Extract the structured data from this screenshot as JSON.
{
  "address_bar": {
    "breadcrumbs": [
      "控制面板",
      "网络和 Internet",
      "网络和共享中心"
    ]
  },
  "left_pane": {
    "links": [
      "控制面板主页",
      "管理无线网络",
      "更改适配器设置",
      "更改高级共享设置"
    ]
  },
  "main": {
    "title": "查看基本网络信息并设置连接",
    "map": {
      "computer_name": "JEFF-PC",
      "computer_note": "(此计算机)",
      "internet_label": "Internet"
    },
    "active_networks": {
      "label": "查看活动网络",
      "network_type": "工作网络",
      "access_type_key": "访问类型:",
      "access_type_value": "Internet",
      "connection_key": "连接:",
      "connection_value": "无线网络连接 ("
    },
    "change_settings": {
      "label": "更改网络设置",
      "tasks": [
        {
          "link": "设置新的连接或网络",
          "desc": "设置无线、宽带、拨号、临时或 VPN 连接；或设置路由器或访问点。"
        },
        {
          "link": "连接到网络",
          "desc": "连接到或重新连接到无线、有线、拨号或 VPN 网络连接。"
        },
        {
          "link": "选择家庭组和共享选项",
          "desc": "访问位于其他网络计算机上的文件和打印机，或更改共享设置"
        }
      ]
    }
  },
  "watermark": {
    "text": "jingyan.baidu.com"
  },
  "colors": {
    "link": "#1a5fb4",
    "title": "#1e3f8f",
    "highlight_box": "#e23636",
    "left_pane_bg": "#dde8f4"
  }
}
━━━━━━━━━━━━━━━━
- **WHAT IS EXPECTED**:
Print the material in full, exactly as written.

- **TASK ANSWER**:
Extract the structured data from this screenshot as JSON.
{
  "address_bar": {
    "breadcrumbs": [
      "控制面板",
      "网络和 Internet",
      "网络和共享中心"
    ]
  },
  "left_pane": {
    "links": [
      "控制面板主页",
      "管理无线网络",
      "更改适配器设置",
      "更改高级共享设置"
    ]
  },
  "main": {
    "title": "查看基本网络信息并设置连接",
    "map": {
      "computer_name": "JEFF-PC",
      "computer_note": "(此计算机)",
      "internet_label": "Internet"
    },
    "active_networks": {
      "label": "查看活动网络",
      "network_type": "工作网络",
      "access_type_key": "访问类型:",
      "access_type_value": "Internet",
      "connection_key": "连接:",
      "connection_value": "无线网络连接 ("
    },
    "change_settings": {
      "label": "更改网络设置",
      "tasks": [
        {
          "link": "设置新的连接或网络",
          "desc": "设置无线、宽带、拨号、临时或 VPN 连接；或设置路由器或访问点。"
        },
        {
          "link": "连接到网络",
          "desc": "连接到或重新连接到无线、有线、拨号或 VPN 网络连接。"
        },
        {
          "link": "选择家庭组和共享选项",
          "desc": "访问位于其他网络计算机上的文件和打印机，或更改共享设置"
        }
      ]
    }
  },
  "watermark": {
    "text": "jingyan.baidu.com"
  },
  "colors": {
    "link": "#1a5fb4",
    "title": "#1e3f8f",
    "highlight_box": "#e23636",
    "left_pane_bg": "#dde8f4"
  }
}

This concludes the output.